(Beginning of Raw data)

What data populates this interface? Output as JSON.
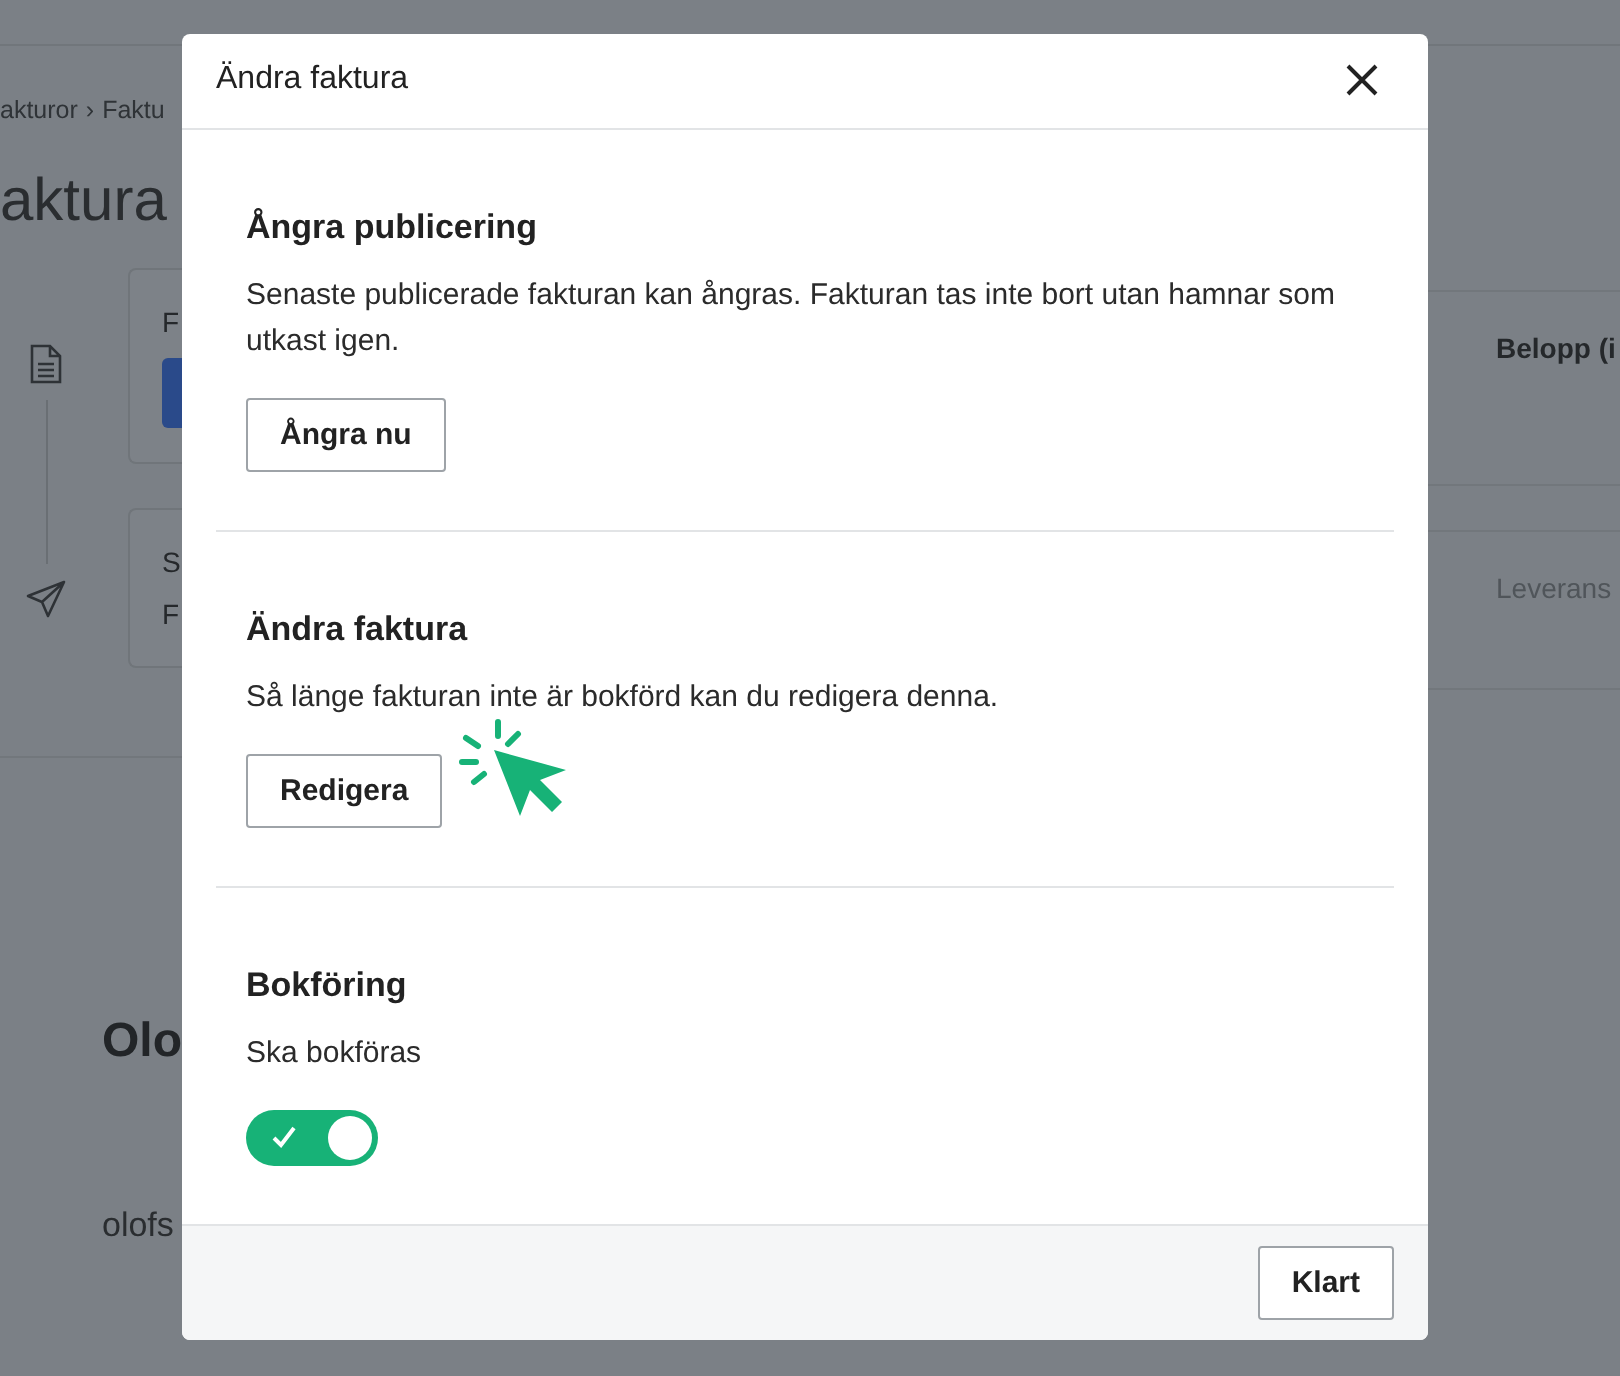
{
  "background": {
    "breadcrumb": [
      "akturor",
      "›",
      "Faktu"
    ],
    "heading": "aktura",
    "cards": [
      {
        "lines": [
          "F"
        ],
        "kind": "button"
      },
      {
        "lines": [
          "S",
          "F"
        ],
        "kind": "plain"
      }
    ],
    "right_cards": [
      {
        "label": "Belopp (i",
        "kind": "bold"
      },
      {
        "label": "Leverans",
        "kind": "muted"
      }
    ],
    "customer": {
      "name": "Olo",
      "email": "olofs"
    }
  },
  "modal": {
    "title": "Ändra faktura",
    "sections": [
      {
        "kind": "button",
        "heading": "Ångra publicering",
        "text": "Senaste publicerade fakturan kan ångras. Fakturan tas inte bort utan hamnar som utkast igen.",
        "button": "Ångra nu"
      },
      {
        "kind": "button",
        "heading": "Ändra faktura",
        "text": "Så länge fakturan inte är bokförd kan du redigera denna.",
        "button": "Redigera"
      },
      {
        "kind": "toggle",
        "heading": "Bokföring",
        "text": "Ska bokföras",
        "on": true
      }
    ],
    "footer_button": "Klart"
  }
}
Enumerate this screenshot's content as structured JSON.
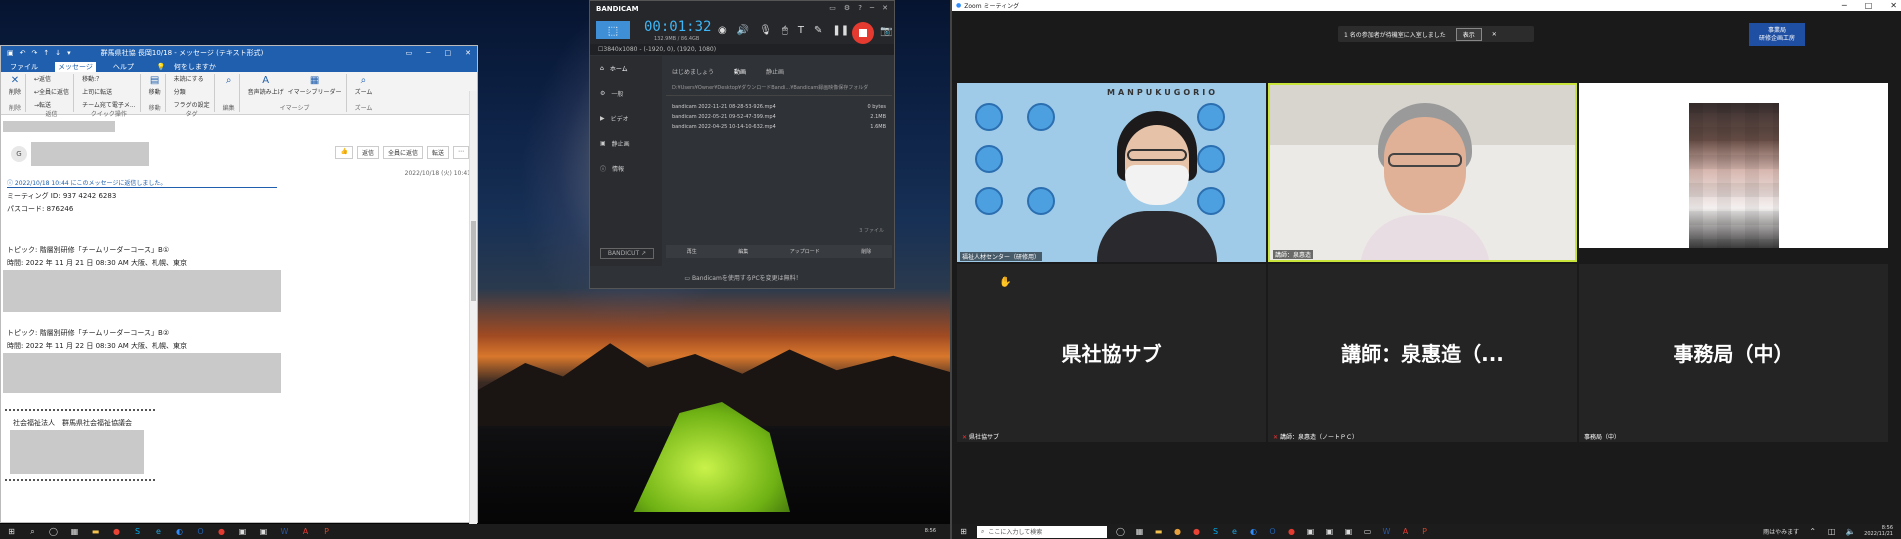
{
  "outlook": {
    "title": "群馬県社協 長岡10/18 - メッセージ (テキスト形式)",
    "tabs": [
      "ファイル",
      "メッセージ",
      "ヘルプ",
      "何をしますか"
    ],
    "ribbon_groups": [
      {
        "name": "削除",
        "items": [
          "削除"
        ]
      },
      {
        "name": "返信",
        "items": [
          "返信",
          "全員に返信",
          "転送"
        ]
      },
      {
        "name": "クイック操作",
        "items": [
          "移動:？",
          "上司に転送",
          "チーム宛て電子メ..."
        ]
      },
      {
        "name": "移動",
        "items": [
          "移動"
        ]
      },
      {
        "name": "タグ",
        "items": [
          "未読にする",
          "分類",
          "フラグの設定"
        ]
      },
      {
        "name": "編集",
        "items": [
          "編集"
        ]
      },
      {
        "name": "イマーシブ",
        "items": [
          "音声読み上げ",
          "イマーシブリーダー"
        ]
      },
      {
        "name": "ズーム",
        "items": [
          "ズーム"
        ]
      }
    ],
    "avatar_initial": "G",
    "reply_buttons": [
      "返信",
      "全員に返信",
      "転送"
    ],
    "sent_date": "2022/10/18 (火) 10:41",
    "info_line": "2022/10/18 10:44 にこのメッセージに返信しました。",
    "meeting_id": "ミーティング ID: 937 4242 6283",
    "passcode": "パスコード: 876246",
    "topic1": "トピック: 階層別研修「チームリーダーコース」B①",
    "time1": "時間: 2022 年 11 月 21 日 08:30 AM 大阪、札幌、東京",
    "topic2": "トピック: 階層別研修「チームリーダーコース」B②",
    "time2": "時間: 2022 年 11 月 22 日 08:30 AM 大阪、札幌、東京",
    "signature": "社会福祉法人　群馬県社会福祉協議会"
  },
  "bandicam": {
    "logo": "BANDICAM",
    "timer": "00:01:32",
    "size": "132.9MB / 86.4GB",
    "resolution": "3840x1080 - (-1920, 0), (1920, 1080)",
    "sidebar": [
      "ホーム",
      "一般",
      "ビデオ",
      "静止画",
      "情報"
    ],
    "tabs": [
      "はじめましょう",
      "動画",
      "静止画"
    ],
    "path": "D:¥Users¥Owner¥Desktop¥ダウンロードBandi...¥Bandicam録画映像保存フォルダ",
    "files": [
      {
        "name": "bandicam 2022-11-21 08-28-53-926.mp4",
        "size": "0 bytes"
      },
      {
        "name": "bandicam 2022-05-21 09-52-47-399.mp4",
        "size": "2.1MB"
      },
      {
        "name": "bandicam 2022-04-25 10-14-10-632.mp4",
        "size": "1.6MB"
      }
    ],
    "count": "3 ファイル",
    "actions": [
      "再生",
      "編集",
      "アップロード",
      "削除"
    ],
    "bandicut": "BANDICUT ↗",
    "footer": "Bandicamを使用するPCを変更は無料！"
  },
  "zoom": {
    "title": "Zoom ミーティング",
    "notice": "1 名の参加者が待機室に入室しました",
    "notice_button": "表示",
    "badge_line1": "事業局",
    "badge_line2": "研修企画工房",
    "brand_text": "MANPUKUGORIO",
    "video_tiles": [
      "福祉人材センター（研修用）",
      "講師：泉惠造",
      ""
    ],
    "name_tiles": [
      {
        "big": "県社協サブ",
        "label": "県社協サブ"
      },
      {
        "big": "講師：泉惠造（...",
        "label": "講師：泉惠造（ノートＰＣ）"
      },
      {
        "big": "事務局（中）",
        "label": "事務局（中）"
      }
    ]
  },
  "taskbar": {
    "search_placeholder": "ここに入力して検索",
    "weather": "雨はやみます",
    "time_left": "8:56",
    "time_right": "8:56",
    "date_right": "2022/11/21"
  },
  "colors": {
    "outlook_blue": "#1f5fae",
    "bandicam_timer": "#3fb6f5",
    "rec_red": "#e53a2f",
    "zoom_active_border": "#c9e43a"
  }
}
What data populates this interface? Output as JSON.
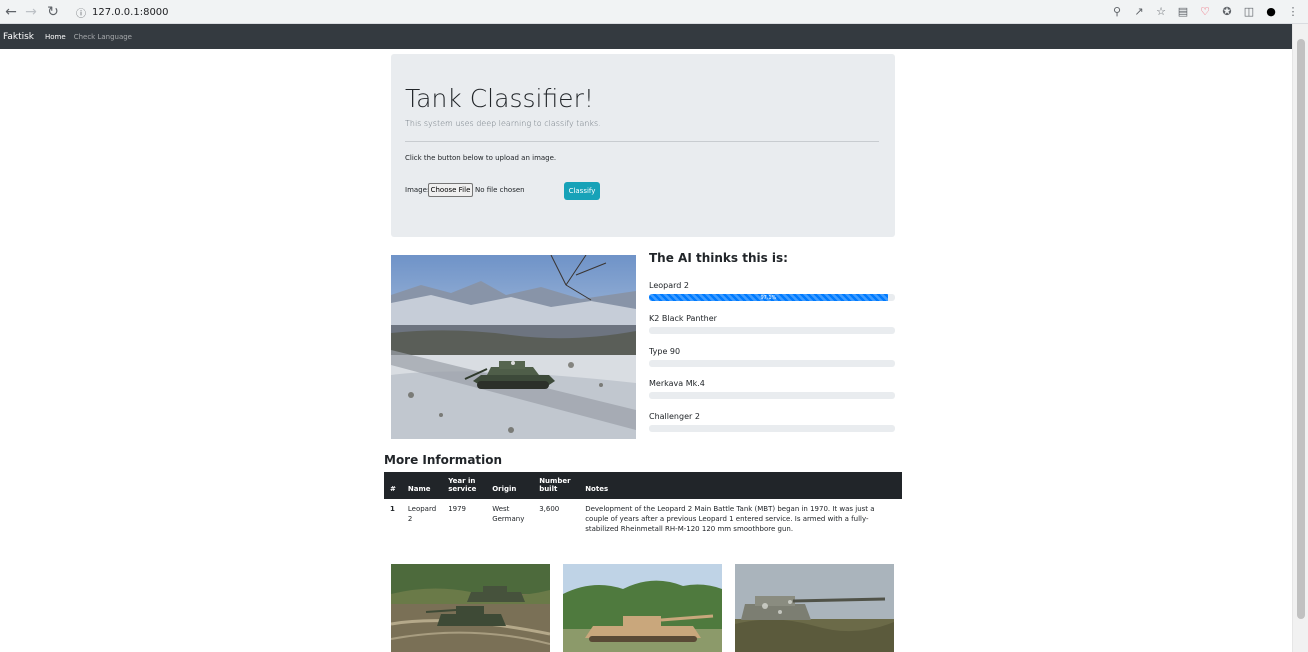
{
  "browser": {
    "url": "127.0.0.1:8000",
    "back_icon": "back-arrow-icon",
    "forward_icon": "forward-arrow-icon",
    "reload_icon": "reload-icon"
  },
  "navbar": {
    "brand": "Faktisk",
    "links": [
      {
        "label": "Home",
        "active": true
      },
      {
        "label": "Check Language",
        "active": false
      }
    ]
  },
  "jumbotron": {
    "title": "Tank Classifier!",
    "lead": "This system uses deep learning to classify tanks.",
    "instruction": "Click the button below to upload an image.",
    "image_label": "Image:",
    "choose_file_label": "Choose File",
    "no_file_text": "No file chosen",
    "classify_label": "Classify"
  },
  "predictions": {
    "title": "The AI thinks this is:",
    "items": [
      {
        "name": "Leopard 2",
        "percent": 97.1,
        "label": "97.1%"
      },
      {
        "name": "K2 Black Panther",
        "percent": 0,
        "label": ""
      },
      {
        "name": "Type 90",
        "percent": 0,
        "label": ""
      },
      {
        "name": "Merkava Mk.4",
        "percent": 0,
        "label": ""
      },
      {
        "name": "Challenger 2",
        "percent": 0,
        "label": ""
      }
    ],
    "bar_color": "#007bff"
  },
  "more_info": {
    "title": "More Information",
    "columns": [
      "#",
      "Name",
      "Year in service",
      "Origin",
      "Number built",
      "Notes"
    ],
    "rows": [
      [
        "1",
        "Leopard 2",
        "1979",
        "West Germany",
        "3,600",
        "Development of the Leopard 2 Main Battle Tank (MBT) began in 1970. It was just a couple of years after a previous Leopard 1 entered service. Is armed with a fully-stabilized Rheinmetall RH-M-120 120 mm smoothbore gun."
      ]
    ]
  },
  "colors": {
    "navbar": "#343a40",
    "jumbotron": "#e9ecef",
    "classify_button": "#17a2b8",
    "table_header": "#212529"
  }
}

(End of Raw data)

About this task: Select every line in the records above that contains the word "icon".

Finished exercise:
    "back_icon": "back-arrow-icon",
    "forward_icon": "forward-arrow-icon",
    "reload_icon": "reload-icon"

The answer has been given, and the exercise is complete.